● EXTRACTED MATERIAL
*** Begin section ***

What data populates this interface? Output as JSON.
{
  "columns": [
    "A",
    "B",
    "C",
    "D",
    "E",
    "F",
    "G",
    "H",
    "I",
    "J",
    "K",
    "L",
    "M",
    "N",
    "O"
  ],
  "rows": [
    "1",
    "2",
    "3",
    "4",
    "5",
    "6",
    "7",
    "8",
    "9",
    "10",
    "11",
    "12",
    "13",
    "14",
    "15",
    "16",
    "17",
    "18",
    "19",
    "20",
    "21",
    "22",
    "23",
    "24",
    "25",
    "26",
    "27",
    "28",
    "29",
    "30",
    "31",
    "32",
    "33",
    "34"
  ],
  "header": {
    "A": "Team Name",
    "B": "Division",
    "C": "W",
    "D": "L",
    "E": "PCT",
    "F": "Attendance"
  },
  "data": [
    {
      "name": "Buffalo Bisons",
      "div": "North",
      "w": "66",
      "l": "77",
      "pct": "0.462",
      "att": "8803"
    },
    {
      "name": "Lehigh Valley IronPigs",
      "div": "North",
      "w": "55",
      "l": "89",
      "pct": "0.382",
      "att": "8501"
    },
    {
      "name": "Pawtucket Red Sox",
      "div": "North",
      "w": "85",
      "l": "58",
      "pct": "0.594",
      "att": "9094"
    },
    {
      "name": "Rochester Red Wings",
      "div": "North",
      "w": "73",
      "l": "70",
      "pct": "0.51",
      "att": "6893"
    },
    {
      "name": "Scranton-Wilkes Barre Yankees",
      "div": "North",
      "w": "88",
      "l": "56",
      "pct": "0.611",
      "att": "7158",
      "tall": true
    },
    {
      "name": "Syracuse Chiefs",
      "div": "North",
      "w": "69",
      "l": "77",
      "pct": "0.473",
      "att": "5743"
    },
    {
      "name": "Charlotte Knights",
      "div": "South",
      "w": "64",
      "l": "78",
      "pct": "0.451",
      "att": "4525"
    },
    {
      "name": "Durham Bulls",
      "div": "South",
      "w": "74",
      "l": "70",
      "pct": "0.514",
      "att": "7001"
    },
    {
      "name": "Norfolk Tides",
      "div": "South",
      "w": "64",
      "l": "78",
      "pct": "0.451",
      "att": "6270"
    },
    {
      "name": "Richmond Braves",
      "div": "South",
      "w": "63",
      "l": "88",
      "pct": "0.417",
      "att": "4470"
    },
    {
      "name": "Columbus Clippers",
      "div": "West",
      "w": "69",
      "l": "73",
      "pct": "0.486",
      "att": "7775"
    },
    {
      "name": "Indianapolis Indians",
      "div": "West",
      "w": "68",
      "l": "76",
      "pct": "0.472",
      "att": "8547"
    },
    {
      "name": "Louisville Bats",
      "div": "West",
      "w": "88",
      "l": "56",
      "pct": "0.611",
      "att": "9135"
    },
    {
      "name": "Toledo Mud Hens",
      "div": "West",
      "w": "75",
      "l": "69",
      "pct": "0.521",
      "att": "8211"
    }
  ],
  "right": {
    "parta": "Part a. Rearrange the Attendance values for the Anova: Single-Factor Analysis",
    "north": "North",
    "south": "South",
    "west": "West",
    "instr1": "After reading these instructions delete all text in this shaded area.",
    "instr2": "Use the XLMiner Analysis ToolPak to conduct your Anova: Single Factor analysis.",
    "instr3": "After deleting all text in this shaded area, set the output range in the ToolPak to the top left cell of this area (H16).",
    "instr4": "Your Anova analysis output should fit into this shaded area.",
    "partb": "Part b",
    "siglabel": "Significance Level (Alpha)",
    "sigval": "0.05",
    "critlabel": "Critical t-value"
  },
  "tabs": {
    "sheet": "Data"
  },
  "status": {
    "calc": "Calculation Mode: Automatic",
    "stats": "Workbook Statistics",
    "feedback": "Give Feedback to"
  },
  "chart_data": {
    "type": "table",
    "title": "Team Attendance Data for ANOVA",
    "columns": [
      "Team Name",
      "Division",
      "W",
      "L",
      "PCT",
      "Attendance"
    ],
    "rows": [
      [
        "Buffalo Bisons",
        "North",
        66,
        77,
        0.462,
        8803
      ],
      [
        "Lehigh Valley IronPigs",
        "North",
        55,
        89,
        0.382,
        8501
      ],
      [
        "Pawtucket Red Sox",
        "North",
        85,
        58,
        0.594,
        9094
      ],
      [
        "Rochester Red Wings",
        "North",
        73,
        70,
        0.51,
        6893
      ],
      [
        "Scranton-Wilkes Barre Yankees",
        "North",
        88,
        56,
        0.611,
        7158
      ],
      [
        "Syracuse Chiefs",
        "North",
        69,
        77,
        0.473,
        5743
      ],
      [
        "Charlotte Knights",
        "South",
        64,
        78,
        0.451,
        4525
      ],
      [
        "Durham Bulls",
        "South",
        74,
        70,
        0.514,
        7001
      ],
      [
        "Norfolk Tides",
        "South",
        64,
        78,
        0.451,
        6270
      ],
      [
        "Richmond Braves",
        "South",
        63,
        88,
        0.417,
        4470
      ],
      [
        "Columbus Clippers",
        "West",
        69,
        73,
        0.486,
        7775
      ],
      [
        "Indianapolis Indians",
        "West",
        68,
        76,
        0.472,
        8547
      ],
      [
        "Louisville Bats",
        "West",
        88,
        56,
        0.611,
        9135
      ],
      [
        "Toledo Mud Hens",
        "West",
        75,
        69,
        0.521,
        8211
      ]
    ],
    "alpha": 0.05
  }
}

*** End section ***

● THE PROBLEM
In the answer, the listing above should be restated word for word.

● EXERCISE RESULT
What data populates this interface? Output as JSON.
{
  "columns": [
    "A",
    "B",
    "C",
    "D",
    "E",
    "F",
    "G",
    "H",
    "I",
    "J",
    "K",
    "L",
    "M",
    "N",
    "O"
  ],
  "rows": [
    "1",
    "2",
    "3",
    "4",
    "5",
    "6",
    "7",
    "8",
    "9",
    "10",
    "11",
    "12",
    "13",
    "14",
    "15",
    "16",
    "17",
    "18",
    "19",
    "20",
    "21",
    "22",
    "23",
    "24",
    "25",
    "26",
    "27",
    "28",
    "29",
    "30",
    "31",
    "32",
    "33",
    "34"
  ],
  "header": {
    "A": "Team Name",
    "B": "Division",
    "C": "W",
    "D": "L",
    "E": "PCT",
    "F": "Attendance"
  },
  "data": [
    {
      "name": "Buffalo Bisons",
      "div": "North",
      "w": "66",
      "l": "77",
      "pct": "0.462",
      "att": "8803"
    },
    {
      "name": "Lehigh Valley IronPigs",
      "div": "North",
      "w": "55",
      "l": "89",
      "pct": "0.382",
      "att": "8501"
    },
    {
      "name": "Pawtucket Red Sox",
      "div": "North",
      "w": "85",
      "l": "58",
      "pct": "0.594",
      "att": "9094"
    },
    {
      "name": "Rochester Red Wings",
      "div": "North",
      "w": "73",
      "l": "70",
      "pct": "0.51",
      "att": "6893"
    },
    {
      "name": "Scranton-Wilkes Barre Yankees",
      "div": "North",
      "w": "88",
      "l": "56",
      "pct": "0.611",
      "att": "7158",
      "tall": true
    },
    {
      "name": "Syracuse Chiefs",
      "div": "North",
      "w": "69",
      "l": "77",
      "pct": "0.473",
      "att": "5743"
    },
    {
      "name": "Charlotte Knights",
      "div": "South",
      "w": "64",
      "l": "78",
      "pct": "0.451",
      "att": "4525"
    },
    {
      "name": "Durham Bulls",
      "div": "South",
      "w": "74",
      "l": "70",
      "pct": "0.514",
      "att": "7001"
    },
    {
      "name": "Norfolk Tides",
      "div": "South",
      "w": "64",
      "l": "78",
      "pct": "0.451",
      "att": "6270"
    },
    {
      "name": "Richmond Braves",
      "div": "South",
      "w": "63",
      "l": "88",
      "pct": "0.417",
      "att": "4470"
    },
    {
      "name": "Columbus Clippers",
      "div": "West",
      "w": "69",
      "l": "73",
      "pct": "0.486",
      "att": "7775"
    },
    {
      "name": "Indianapolis Indians",
      "div": "West",
      "w": "68",
      "l": "76",
      "pct": "0.472",
      "att": "8547"
    },
    {
      "name": "Louisville Bats",
      "div": "West",
      "w": "88",
      "l": "56",
      "pct": "0.611",
      "att": "9135"
    },
    {
      "name": "Toledo Mud Hens",
      "div": "West",
      "w": "75",
      "l": "69",
      "pct": "0.521",
      "att": "8211"
    }
  ],
  "right": {
    "parta": "Part a. Rearrange the Attendance values for the Anova: Single-Factor Analysis",
    "north": "North",
    "south": "South",
    "west": "West",
    "instr1": "After reading these instructions delete all text in this shaded area.",
    "instr2": "Use the XLMiner Analysis ToolPak to conduct your Anova: Single Factor analysis.",
    "instr3": "After deleting all text in this shaded area, set the output range in the ToolPak to the top left cell of this area (H16).",
    "instr4": "Your Anova analysis output should fit into this shaded area.",
    "partb": "Part b",
    "siglabel": "Significance Level (Alpha)",
    "sigval": "0.05",
    "critlabel": "Critical t-value"
  },
  "tabs": {
    "sheet": "Data"
  },
  "status": {
    "calc": "Calculation Mode: Automatic",
    "stats": "Workbook Statistics",
    "feedback": "Give Feedback to"
  },
  "chart_data": {
    "type": "table",
    "title": "Team Attendance Data for ANOVA",
    "columns": [
      "Team Name",
      "Division",
      "W",
      "L",
      "PCT",
      "Attendance"
    ],
    "rows": [
      [
        "Buffalo Bisons",
        "North",
        66,
        77,
        0.462,
        8803
      ],
      [
        "Lehigh Valley IronPigs",
        "North",
        55,
        89,
        0.382,
        8501
      ],
      [
        "Pawtucket Red Sox",
        "North",
        85,
        58,
        0.594,
        9094
      ],
      [
        "Rochester Red Wings",
        "North",
        73,
        70,
        0.51,
        6893
      ],
      [
        "Scranton-Wilkes Barre Yankees",
        "North",
        88,
        56,
        0.611,
        7158
      ],
      [
        "Syracuse Chiefs",
        "North",
        69,
        77,
        0.473,
        5743
      ],
      [
        "Charlotte Knights",
        "South",
        64,
        78,
        0.451,
        4525
      ],
      [
        "Durham Bulls",
        "South",
        74,
        70,
        0.514,
        7001
      ],
      [
        "Norfolk Tides",
        "South",
        64,
        78,
        0.451,
        6270
      ],
      [
        "Richmond Braves",
        "South",
        63,
        88,
        0.417,
        4470
      ],
      [
        "Columbus Clippers",
        "West",
        69,
        73,
        0.486,
        7775
      ],
      [
        "Indianapolis Indians",
        "West",
        68,
        76,
        0.472,
        8547
      ],
      [
        "Louisville Bats",
        "West",
        88,
        56,
        0.611,
        9135
      ],
      [
        "Toledo Mud Hens",
        "West",
        75,
        69,
        0.521,
        8211
      ]
    ],
    "alpha": 0.05
  }
}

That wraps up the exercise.